Now the blog has a new name, but the same old blog address, and I've included my favourite quote of all time concerning clutter and possessions - You can't have everything. Where would you put it? (Steven Wright).
There are lots of lovely blogs out there that are like organisational porn! The gorgeous images on IHeart Organising are enough to make anyone want to at least tidy up a bit, and shove the kids' toys in a cupboard!
But my own philosophy is that before I buy shiny new boxes and baskets for all our stuff, I need to get rid of the dross. Otherwise I still have too much stuff, it just looks neat. Neat and organised are not the same thing. I need to sort and declutter my instructions and guarantees before I neatly file them. What is the use of a beautiful file of instruction leaflets if it includes details of a toaster that died three years ago, and the guarantee for the trampoline when your youngest is off to university?
Over the years I have formulated some of my own guidelines for dealing with clutter and 'stuff', so I am going to share them here.
|Baby shoes. Aww!|
* There is room for sentiment. I am not a ruthless chucker-outer who lives in a big empty white space. I still have my elder son's first ever little shoes. They are small, and impossibly cute, and I can't get rid of them.
* Despite what I said above about sentiment (contradicting myself already!), this doesn't mean that absolutely everything that comes into the house has to be kept. As the quote says, 'you can't have everything'. I see decluttering as making space - yes for new stuff, obviously, but also for new experiences and new ideas. Keep small mementos of the past, but not everything, so you're constantly reminded of it - you live in the here and now, give it room!
* Start small. Particularly if it's overwhelming. A drawer, a shelf. When you've done it, sit back and look at it. And if you feel up to it, do another drawer. Or shelf.

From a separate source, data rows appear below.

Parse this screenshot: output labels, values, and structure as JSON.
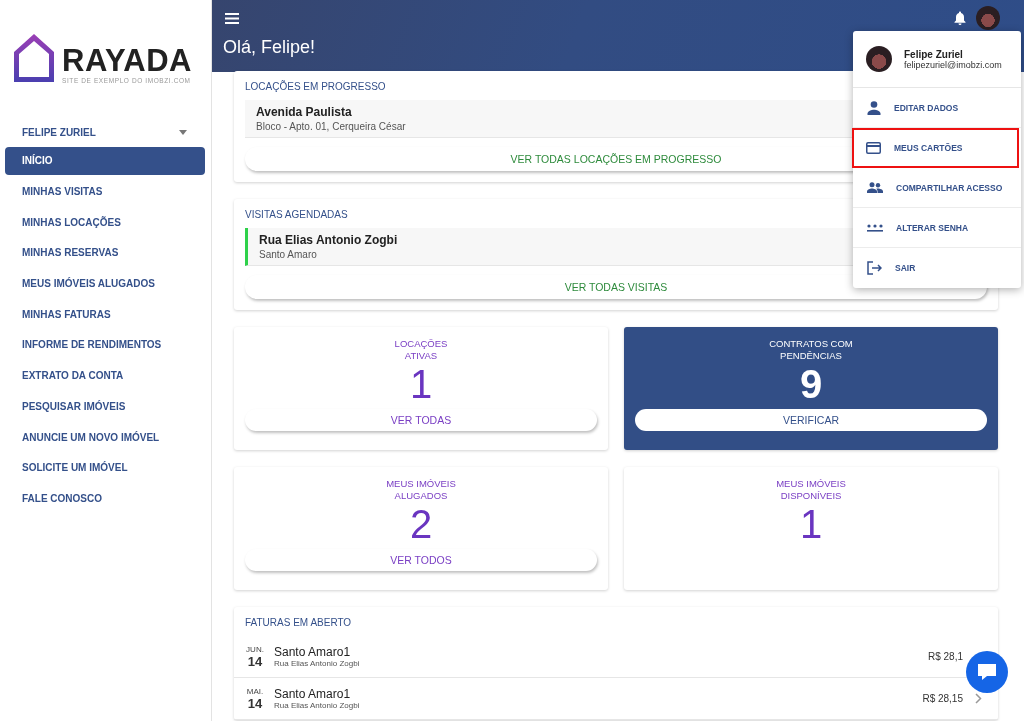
{
  "logo": {
    "name": "RAYADA",
    "tagline": "SITE DE EXEMPLO DO IMOBZI.COM"
  },
  "sidebar": {
    "user": "FELIPE ZURIEL",
    "items": [
      {
        "label": "INÍCIO",
        "selected": true
      },
      {
        "label": "MINHAS VISITAS",
        "selected": false
      },
      {
        "label": "MINHAS LOCAÇÕES",
        "selected": false
      },
      {
        "label": "MINHAS RESERVAS",
        "selected": false
      },
      {
        "label": "MEUS IMÓVEIS ALUGADOS",
        "selected": false
      },
      {
        "label": "MINHAS FATURAS",
        "selected": false
      },
      {
        "label": "INFORME DE RENDIMENTOS",
        "selected": false
      },
      {
        "label": "EXTRATO DA CONTA",
        "selected": false
      },
      {
        "label": "PESQUISAR IMÓVEIS",
        "selected": false
      },
      {
        "label": "ANUNCIE UM NOVO IMÓVEL",
        "selected": false
      },
      {
        "label": "SOLICITE UM IMÓVEL",
        "selected": false
      },
      {
        "label": "FALE CONOSCO",
        "selected": false
      }
    ]
  },
  "header": {
    "greeting": "Olá, Felipe!"
  },
  "lists": [
    {
      "title": "LOCAÇÕES EM PROGRESSO",
      "item": {
        "title": "Avenida Paulista",
        "subtitle": "Bloco - Apto. 01, Cerqueira César",
        "accent": false
      },
      "button": "VER TODAS LOCAÇÕES EM PROGRESSO"
    },
    {
      "title": "VISITAS AGENDADAS",
      "item": {
        "title": "Rua Elias Antonio Zogbi",
        "subtitle": "Santo Amaro",
        "accent": true
      },
      "button": "VER TODAS VISITAS"
    }
  ],
  "stats": [
    {
      "label": "LOCAÇÕES\nATIVAS",
      "value": "1",
      "button": "VER TODAS",
      "highlighted": false
    },
    {
      "label": "CONTRATOS COM\nPENDÊNCIAS",
      "value": "9",
      "button": "VERIFICAR",
      "highlighted": true
    },
    {
      "label": "MEUS IMÓVEIS\nALUGADOS",
      "value": "2",
      "button": "VER TODOS",
      "highlighted": false
    },
    {
      "label": "MEUS IMÓVEIS\nDISPONÍVEIS",
      "value": "1",
      "highlighted": false
    }
  ],
  "invoices": {
    "title": "FATURAS EM ABERTO",
    "rows": [
      {
        "month": "JUN.",
        "day": "14",
        "title": "Santo Amaro1",
        "address": "Rua Elias Antonio Zogbi",
        "amount": "R$ 28,1",
        "chevron": false
      },
      {
        "month": "MAI.",
        "day": "14",
        "title": "Santo Amaro1",
        "address": "Rua Elias Antonio Zogbi",
        "amount": "R$ 28,15",
        "chevron": true
      }
    ]
  },
  "user_menu": {
    "name": "Felipe Zuriel",
    "email": "felipezuriel@imobzi.com",
    "items": [
      {
        "kind": "person",
        "label": "EDITAR DADOS",
        "highlighted": false
      },
      {
        "kind": "card",
        "label": "MEUS CARTÕES",
        "highlighted": true
      },
      {
        "kind": "people",
        "label": "COMPARTILHAR ACESSO",
        "highlighted": false
      },
      {
        "kind": "password",
        "label": "ALTERAR SENHA",
        "highlighted": false
      },
      {
        "kind": "exit",
        "label": "SAIR",
        "highlighted": false
      }
    ]
  }
}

* It'll look worse before it looks better. This is particularly true of decluttering wardrobes and cupboards. The only way to do it is to get it all out. Yes, all of it. Then sort it all out into piles - to sell, to keep, to donate, to throw away. Clean out the cupboard, and only put back what you're keeping. Admire. Then turn around and there are the other three piles, looking at you! Dealing with them is part of it - bag up the stuff for the charity shop. Allocate a space to keep all the things you want to list on Ebay, Gumtree or Freecycle. Ditch the rubbish.
* I like to recycle as much as possible. Selling or donating is great for this. Bras can be sent to the Bra Appeal, and high street opticians often collect glasses for Vision Aid Overseas.
* Know that decluttering is like painting the Forth Bridge. You have to keep doing it. Every day more and more stuff arrives in our houses. And we live in a time of abundance. I heard a statistic the other day that we now have 30% more possessions than a generation ago! I don't think our houses are any bigger, so we need to keep control, or we'll drown in stuff!
* I always find things that I can't identify. Particularly when the boys were small - little random pieces of plastic that looked useless but could be something vital belonging to a toy. I found a few more the other day, and the only toys my boys have now are electronic. I look on it as part of the fun - and then I put whatever unidentifiable little object it is in a pot and if I don't need it a few months later, out it goes!
That's it for now - I'm planning to do more posts on my decluttering dilemmas and how I resolved them.